Please say how many lines in the records contain the word "Vorlagen", giving only the number.

(Entries from a dataset of interfaces)
┏━━
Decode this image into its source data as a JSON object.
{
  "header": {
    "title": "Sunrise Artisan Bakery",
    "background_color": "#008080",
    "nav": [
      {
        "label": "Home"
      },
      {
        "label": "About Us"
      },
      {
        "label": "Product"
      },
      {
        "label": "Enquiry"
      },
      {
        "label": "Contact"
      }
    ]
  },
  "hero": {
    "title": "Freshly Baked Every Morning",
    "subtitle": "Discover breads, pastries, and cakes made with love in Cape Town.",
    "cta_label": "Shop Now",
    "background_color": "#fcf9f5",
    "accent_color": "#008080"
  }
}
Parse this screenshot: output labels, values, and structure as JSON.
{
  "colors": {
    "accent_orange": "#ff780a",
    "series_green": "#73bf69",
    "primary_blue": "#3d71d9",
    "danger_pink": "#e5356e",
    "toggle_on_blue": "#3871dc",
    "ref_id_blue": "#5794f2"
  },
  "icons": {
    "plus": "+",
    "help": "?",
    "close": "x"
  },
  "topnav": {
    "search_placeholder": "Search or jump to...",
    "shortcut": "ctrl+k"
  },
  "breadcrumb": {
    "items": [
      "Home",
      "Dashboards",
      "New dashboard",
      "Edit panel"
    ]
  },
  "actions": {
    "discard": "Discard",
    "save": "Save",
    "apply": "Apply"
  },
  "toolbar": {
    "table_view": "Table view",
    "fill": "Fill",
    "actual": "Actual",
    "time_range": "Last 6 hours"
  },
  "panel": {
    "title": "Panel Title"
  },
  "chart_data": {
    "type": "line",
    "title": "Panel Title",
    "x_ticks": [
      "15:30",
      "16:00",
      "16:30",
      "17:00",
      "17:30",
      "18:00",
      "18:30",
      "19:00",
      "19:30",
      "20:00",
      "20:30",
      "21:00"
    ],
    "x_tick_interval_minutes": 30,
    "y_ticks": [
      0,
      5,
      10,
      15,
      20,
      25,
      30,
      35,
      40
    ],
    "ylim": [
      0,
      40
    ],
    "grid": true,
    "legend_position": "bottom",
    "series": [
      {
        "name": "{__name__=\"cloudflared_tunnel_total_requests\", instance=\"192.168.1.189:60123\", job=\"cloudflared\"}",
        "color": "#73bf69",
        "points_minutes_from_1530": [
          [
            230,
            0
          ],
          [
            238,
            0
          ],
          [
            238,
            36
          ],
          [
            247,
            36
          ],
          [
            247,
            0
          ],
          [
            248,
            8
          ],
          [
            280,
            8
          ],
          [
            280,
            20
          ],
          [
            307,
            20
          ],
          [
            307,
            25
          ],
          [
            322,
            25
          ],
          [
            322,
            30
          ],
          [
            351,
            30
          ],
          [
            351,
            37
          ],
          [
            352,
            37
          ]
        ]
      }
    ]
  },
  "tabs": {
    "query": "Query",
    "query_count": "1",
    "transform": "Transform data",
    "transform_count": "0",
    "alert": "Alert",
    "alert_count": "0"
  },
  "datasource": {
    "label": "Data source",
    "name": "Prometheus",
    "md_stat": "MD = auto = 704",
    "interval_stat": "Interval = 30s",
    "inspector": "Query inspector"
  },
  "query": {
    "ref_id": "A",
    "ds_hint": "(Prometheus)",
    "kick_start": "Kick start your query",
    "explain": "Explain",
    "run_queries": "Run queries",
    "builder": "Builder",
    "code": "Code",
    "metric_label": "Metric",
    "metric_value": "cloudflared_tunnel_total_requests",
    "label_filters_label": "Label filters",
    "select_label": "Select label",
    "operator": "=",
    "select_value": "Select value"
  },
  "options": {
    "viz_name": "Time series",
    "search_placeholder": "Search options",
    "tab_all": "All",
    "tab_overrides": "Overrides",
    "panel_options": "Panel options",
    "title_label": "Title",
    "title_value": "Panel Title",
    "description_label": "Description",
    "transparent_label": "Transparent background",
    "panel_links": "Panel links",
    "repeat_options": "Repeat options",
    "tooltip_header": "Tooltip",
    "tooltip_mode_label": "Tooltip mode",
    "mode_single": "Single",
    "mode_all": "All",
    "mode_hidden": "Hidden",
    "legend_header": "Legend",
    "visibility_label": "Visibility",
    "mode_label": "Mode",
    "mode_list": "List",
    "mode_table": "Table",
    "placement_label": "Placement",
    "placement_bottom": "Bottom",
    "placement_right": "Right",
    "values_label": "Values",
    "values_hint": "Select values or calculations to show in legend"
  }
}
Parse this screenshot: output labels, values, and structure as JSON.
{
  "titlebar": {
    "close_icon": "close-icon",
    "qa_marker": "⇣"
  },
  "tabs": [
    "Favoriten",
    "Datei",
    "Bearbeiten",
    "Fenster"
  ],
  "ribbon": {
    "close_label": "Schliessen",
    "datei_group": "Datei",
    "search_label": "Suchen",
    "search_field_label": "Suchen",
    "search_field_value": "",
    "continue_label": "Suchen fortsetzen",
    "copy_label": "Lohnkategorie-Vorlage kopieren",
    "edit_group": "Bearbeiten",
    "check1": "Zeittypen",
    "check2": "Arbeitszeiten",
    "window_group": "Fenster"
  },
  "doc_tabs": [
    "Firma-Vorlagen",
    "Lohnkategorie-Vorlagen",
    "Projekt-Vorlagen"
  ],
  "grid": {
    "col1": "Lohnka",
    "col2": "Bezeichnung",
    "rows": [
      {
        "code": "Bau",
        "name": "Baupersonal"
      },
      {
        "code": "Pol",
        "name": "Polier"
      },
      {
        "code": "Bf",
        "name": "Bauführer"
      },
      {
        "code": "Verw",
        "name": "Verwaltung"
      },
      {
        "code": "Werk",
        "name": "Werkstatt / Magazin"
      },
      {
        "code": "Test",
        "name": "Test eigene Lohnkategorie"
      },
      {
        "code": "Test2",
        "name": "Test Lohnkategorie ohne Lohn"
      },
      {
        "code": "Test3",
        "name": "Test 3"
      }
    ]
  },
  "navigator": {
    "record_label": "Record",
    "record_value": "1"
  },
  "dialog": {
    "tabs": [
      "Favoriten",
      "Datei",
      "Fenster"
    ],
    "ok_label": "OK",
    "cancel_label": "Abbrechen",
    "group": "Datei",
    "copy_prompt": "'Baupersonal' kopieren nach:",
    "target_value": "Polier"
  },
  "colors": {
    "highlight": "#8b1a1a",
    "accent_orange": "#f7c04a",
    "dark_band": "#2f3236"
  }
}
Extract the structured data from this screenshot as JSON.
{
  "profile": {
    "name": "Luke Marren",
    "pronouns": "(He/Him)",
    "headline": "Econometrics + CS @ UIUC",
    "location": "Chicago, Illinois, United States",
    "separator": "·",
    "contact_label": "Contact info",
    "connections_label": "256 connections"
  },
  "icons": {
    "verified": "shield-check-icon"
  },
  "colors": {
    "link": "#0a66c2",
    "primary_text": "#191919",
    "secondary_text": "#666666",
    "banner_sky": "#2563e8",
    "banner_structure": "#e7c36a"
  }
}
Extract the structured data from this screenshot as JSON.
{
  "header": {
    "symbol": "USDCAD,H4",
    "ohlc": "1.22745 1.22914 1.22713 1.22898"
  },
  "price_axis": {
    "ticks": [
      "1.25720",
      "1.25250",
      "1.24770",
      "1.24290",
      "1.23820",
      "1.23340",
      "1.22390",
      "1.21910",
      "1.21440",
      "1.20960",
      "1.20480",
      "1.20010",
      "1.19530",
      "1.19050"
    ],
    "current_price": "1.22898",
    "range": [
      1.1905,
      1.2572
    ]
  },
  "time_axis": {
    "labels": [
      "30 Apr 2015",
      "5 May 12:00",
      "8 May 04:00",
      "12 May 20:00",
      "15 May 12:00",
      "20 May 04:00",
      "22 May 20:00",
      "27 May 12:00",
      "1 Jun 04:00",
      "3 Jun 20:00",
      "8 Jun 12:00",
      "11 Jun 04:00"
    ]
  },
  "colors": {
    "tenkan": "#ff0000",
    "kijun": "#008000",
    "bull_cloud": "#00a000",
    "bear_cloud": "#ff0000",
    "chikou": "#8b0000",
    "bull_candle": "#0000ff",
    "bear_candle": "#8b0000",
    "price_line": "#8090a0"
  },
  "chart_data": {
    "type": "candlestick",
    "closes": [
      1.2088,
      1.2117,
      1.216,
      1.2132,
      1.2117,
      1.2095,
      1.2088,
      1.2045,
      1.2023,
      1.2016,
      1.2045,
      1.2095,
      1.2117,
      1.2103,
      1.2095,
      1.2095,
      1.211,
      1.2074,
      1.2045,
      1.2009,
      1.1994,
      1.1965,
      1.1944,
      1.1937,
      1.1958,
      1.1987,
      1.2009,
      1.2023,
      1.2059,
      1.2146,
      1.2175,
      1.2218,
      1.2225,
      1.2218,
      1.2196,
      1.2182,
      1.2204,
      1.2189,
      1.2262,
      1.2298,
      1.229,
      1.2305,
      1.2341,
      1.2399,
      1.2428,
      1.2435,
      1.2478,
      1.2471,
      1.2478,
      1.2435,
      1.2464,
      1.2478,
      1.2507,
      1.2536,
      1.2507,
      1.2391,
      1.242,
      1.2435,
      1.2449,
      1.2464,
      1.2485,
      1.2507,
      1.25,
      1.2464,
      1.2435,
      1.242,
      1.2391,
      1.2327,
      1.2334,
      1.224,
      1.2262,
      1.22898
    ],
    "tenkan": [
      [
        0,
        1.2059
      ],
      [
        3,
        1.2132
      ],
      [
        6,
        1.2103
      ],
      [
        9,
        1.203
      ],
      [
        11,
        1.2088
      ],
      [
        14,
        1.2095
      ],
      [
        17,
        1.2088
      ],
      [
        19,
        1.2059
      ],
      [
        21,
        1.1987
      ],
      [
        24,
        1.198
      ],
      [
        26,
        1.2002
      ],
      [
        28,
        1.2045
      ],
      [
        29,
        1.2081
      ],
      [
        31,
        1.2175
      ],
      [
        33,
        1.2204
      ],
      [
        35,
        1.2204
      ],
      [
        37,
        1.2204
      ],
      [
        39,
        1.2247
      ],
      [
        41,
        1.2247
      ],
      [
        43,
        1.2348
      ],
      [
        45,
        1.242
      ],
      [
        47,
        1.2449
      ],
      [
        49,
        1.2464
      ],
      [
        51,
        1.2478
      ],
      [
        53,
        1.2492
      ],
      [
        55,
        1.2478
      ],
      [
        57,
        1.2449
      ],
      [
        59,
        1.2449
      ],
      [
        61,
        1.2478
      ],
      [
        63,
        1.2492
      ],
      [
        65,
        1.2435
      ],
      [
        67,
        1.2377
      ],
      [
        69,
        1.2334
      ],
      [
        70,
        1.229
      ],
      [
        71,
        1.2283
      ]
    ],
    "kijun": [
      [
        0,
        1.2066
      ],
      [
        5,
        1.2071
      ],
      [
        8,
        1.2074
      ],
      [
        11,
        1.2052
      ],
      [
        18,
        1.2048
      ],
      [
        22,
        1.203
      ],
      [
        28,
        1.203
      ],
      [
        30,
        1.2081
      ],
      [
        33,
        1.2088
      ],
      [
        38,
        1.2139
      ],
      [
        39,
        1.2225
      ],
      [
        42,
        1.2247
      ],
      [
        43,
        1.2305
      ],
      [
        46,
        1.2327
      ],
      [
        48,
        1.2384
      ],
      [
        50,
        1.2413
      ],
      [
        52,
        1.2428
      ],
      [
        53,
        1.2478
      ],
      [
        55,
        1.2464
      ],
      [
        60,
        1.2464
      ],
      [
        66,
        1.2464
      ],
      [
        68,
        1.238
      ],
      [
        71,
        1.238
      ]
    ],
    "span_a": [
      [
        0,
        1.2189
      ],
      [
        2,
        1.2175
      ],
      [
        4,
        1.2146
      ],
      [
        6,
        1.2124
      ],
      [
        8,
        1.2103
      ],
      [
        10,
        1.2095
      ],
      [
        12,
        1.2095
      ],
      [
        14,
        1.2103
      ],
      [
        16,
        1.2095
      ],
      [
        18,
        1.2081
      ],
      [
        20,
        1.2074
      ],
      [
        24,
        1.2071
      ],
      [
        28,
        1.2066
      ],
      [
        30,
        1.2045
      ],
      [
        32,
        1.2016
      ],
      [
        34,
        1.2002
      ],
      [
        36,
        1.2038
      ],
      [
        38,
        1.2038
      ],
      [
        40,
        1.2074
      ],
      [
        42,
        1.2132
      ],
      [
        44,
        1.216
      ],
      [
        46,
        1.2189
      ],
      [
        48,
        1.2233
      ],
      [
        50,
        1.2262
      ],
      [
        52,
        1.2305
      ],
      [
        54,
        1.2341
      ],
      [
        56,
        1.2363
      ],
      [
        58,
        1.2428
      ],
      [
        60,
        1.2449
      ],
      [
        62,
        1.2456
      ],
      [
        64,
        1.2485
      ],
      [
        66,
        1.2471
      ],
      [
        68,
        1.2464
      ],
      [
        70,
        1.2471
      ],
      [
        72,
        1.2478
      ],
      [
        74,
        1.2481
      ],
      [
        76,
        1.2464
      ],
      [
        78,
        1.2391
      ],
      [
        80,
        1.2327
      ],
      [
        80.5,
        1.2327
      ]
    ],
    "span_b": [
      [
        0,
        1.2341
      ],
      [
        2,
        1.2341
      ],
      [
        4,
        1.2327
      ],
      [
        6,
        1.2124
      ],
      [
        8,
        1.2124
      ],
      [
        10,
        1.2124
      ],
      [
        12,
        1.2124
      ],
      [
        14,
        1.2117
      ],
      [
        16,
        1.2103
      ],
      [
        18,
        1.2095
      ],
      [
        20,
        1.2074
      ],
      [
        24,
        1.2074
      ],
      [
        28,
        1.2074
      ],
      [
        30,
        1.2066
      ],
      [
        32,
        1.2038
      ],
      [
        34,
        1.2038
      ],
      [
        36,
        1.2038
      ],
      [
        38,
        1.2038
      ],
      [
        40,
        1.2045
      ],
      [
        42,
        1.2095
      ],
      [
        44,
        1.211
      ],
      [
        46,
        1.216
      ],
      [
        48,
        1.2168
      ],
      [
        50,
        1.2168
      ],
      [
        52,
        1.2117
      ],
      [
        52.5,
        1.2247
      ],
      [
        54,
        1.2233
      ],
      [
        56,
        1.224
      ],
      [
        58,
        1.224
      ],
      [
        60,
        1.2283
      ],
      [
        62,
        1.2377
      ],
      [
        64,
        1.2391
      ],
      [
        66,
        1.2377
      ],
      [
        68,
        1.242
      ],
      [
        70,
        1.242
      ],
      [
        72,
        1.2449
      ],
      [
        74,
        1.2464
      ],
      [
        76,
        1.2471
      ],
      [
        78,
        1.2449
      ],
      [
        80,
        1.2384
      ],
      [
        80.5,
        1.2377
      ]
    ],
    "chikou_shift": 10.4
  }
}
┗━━
OUTPUT OF THE TASK:
3